*RECORDS SHOWN*:

--- --- ---

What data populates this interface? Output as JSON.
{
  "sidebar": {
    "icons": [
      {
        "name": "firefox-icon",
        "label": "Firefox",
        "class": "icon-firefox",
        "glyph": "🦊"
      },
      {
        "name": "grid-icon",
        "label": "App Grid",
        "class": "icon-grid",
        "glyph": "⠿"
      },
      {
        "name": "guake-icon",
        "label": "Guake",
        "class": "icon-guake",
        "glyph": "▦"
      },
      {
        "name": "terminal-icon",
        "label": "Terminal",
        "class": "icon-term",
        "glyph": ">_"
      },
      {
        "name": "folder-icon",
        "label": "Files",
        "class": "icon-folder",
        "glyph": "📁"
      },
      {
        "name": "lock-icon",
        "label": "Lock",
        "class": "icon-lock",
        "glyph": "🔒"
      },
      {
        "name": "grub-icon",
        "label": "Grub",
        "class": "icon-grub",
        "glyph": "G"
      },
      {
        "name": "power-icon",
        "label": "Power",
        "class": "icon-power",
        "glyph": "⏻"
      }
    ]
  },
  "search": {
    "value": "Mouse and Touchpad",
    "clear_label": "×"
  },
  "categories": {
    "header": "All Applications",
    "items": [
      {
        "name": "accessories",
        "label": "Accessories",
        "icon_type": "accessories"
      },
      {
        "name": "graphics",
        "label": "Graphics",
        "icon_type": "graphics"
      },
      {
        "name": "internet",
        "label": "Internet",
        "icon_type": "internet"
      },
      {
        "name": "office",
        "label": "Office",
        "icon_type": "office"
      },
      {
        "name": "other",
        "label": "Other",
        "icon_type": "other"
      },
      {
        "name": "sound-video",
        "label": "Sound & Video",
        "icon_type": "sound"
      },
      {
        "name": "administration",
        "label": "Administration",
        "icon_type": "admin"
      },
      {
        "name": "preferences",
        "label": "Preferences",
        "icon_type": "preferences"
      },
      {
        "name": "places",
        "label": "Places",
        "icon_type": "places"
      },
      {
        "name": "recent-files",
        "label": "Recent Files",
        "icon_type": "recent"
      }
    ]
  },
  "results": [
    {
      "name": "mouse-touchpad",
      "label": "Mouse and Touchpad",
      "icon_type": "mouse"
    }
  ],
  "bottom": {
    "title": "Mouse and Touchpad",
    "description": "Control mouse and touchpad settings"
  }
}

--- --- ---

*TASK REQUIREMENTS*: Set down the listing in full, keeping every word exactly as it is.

*TASK OUTPUT*:
What data populates this interface? Output as JSON.
{
  "sidebar": {
    "icons": [
      {
        "name": "firefox-icon",
        "label": "Firefox",
        "class": "icon-firefox",
        "glyph": "🦊"
      },
      {
        "name": "grid-icon",
        "label": "App Grid",
        "class": "icon-grid",
        "glyph": "⠿"
      },
      {
        "name": "guake-icon",
        "label": "Guake",
        "class": "icon-guake",
        "glyph": "▦"
      },
      {
        "name": "terminal-icon",
        "label": "Terminal",
        "class": "icon-term",
        "glyph": ">_"
      },
      {
        "name": "folder-icon",
        "label": "Files",
        "class": "icon-folder",
        "glyph": "📁"
      },
      {
        "name": "lock-icon",
        "label": "Lock",
        "class": "icon-lock",
        "glyph": "🔒"
      },
      {
        "name": "grub-icon",
        "label": "Grub",
        "class": "icon-grub",
        "glyph": "G"
      },
      {
        "name": "power-icon",
        "label": "Power",
        "class": "icon-power",
        "glyph": "⏻"
      }
    ]
  },
  "search": {
    "value": "Mouse and Touchpad",
    "clear_label": "×"
  },
  "categories": {
    "header": "All Applications",
    "items": [
      {
        "name": "accessories",
        "label": "Accessories",
        "icon_type": "accessories"
      },
      {
        "name": "graphics",
        "label": "Graphics",
        "icon_type": "graphics"
      },
      {
        "name": "internet",
        "label": "Internet",
        "icon_type": "internet"
      },
      {
        "name": "office",
        "label": "Office",
        "icon_type": "office"
      },
      {
        "name": "other",
        "label": "Other",
        "icon_type": "other"
      },
      {
        "name": "sound-video",
        "label": "Sound & Video",
        "icon_type": "sound"
      },
      {
        "name": "administration",
        "label": "Administration",
        "icon_type": "admin"
      },
      {
        "name": "preferences",
        "label": "Preferences",
        "icon_type": "preferences"
      },
      {
        "name": "places",
        "label": "Places",
        "icon_type": "places"
      },
      {
        "name": "recent-files",
        "label": "Recent Files",
        "icon_type": "recent"
      }
    ]
  },
  "results": [
    {
      "name": "mouse-touchpad",
      "label": "Mouse and Touchpad",
      "icon_type": "mouse"
    }
  ],
  "bottom": {
    "title": "Mouse and Touchpad",
    "description": "Control mouse and touchpad settings"
  }
}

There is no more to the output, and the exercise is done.